Does anyone owe money to the debtor?
Does anyone else have property belonging to the debtor in their possession (including his attorney)?
Is he the beneficiary of a trust?
Debtor's marital status, and number and ages of children?
Is your debtor the"head of household" in his family?
Does he have other debts which take priority?
Make a list of property you KNOW that your debtor has, for example, home, interest in a business, pensions, retirement funds, car, stocks, bonds, certificates of deposit, notes which have not matured, IRS refunds....
For each property you KNOW that your debtor has, write down the dates liens have been placed on any specific property.
Has your debtor declared bankruptcy? If so, find out, and write down the date(s) and the court case number.
CONTACT A LAWYER IMMEDIATELY IF:
||Your debtor dies|
||Someone in the debtor's family dies (including a spouse, child, parent or sibling)|
||The debtor gets a windfall (like a new job, wins the lottery, etc.)|
||The debtor or his spouse files for bankruptcy or divorce|
|You are within three years of the time one of your deadlines is to expire|
JUST BECAUSE YOUR DEBTOR WON'T PAY DOES NOT MEAN YOU CANNOT ULTIMATELY COLLECT YOUR JUDGMENT. BUT YOU CAN LOSE YOUR JUDGMENT IF YOU DO NOT WATCH YOUR TIME LIMITS!!!
- Everything starts with the date of the Decree or Judgment from the trial Court, or jury.
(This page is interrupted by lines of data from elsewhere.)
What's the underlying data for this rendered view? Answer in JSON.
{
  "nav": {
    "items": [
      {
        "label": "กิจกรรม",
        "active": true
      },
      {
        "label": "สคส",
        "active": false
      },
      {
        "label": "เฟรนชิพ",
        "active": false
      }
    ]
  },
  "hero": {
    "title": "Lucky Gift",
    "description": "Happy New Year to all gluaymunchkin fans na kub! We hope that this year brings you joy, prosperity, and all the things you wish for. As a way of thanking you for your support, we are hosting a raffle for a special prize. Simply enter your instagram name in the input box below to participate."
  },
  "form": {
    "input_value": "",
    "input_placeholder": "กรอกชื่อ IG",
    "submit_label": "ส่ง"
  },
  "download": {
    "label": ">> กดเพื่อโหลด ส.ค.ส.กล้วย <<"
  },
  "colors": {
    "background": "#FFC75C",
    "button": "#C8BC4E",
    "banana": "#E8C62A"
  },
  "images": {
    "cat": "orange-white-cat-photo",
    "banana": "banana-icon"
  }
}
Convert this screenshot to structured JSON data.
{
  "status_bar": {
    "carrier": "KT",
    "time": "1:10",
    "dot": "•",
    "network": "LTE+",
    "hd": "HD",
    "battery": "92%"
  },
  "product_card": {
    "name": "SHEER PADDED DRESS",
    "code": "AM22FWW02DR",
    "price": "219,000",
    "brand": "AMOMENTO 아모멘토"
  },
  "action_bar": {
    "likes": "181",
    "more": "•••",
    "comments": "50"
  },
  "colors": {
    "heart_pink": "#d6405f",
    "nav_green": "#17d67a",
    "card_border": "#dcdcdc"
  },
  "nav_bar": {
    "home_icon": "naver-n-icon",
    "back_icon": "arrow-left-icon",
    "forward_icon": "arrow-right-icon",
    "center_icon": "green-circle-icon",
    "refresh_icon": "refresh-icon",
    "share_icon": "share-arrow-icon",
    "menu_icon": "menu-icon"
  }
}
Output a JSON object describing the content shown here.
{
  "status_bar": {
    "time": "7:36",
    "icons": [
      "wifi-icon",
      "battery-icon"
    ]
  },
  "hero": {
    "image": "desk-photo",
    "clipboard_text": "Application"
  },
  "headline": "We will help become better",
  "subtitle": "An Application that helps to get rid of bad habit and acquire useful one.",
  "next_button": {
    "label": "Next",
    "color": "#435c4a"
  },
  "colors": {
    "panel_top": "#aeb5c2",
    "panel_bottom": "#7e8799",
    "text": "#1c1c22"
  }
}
Enter the date of your judgment on your work sheet, or records.
- The Judgment, itself, is presumed to have been paid if it has not been collected in TEN YEARS. Before the ten years is up, you can have a
Court "revive" your judgment. You should see a lawyer about reviving your judgment at least two or three years before your deadline!
- LIENS. The person who owes you money may refuse to pay, and not have any bank accounts, or other assets which you can actually turn into money to pay the debt. You can file a
"lien" on, for instance, real property, unmatured certificate of deposits -- his attorney's escrow account, or other property in which the debtor has an interest. A lien only lasts three years from the date of your judgment, or the date you give notice to the person holding the property, and must also be "revived" before the three years is up (see Supreme Court Rule 74.08 and RSMo 517.151).
- If you"revive" your judgment before your lien expires (every three years), your judgment will take precedence (come before) any other judgments or liens filed after your lien. If you let your lien expire, you can still file another lien, but it will have a lower priority than other liens filed on that same property.
- The statute having to do with Judgment liens on real estate has recently been amended. Judgment liens on real estate are valid for ten years now, as opposed to three, at least for judgments rendered or revived after August 28, 1998.
- REVIVAL OF JUDGMENTS. A lawyer may file for you a "Motion for revival of a Judgment." When that motion is filed, a Judge signs an "Order to Show Cause" directed to the person who owes you money. If that person cannot be found, the notice can be published in the newspaper. The person who owes you money has a specific date by which he or she must appear in Court, and show the Judge why the Judgment should not be "revived." If he cannot show a good reason why it should not be revived, then the Judge signs an Order, reviving the Judgment as of that day...
...and your ten years begins again!!!!!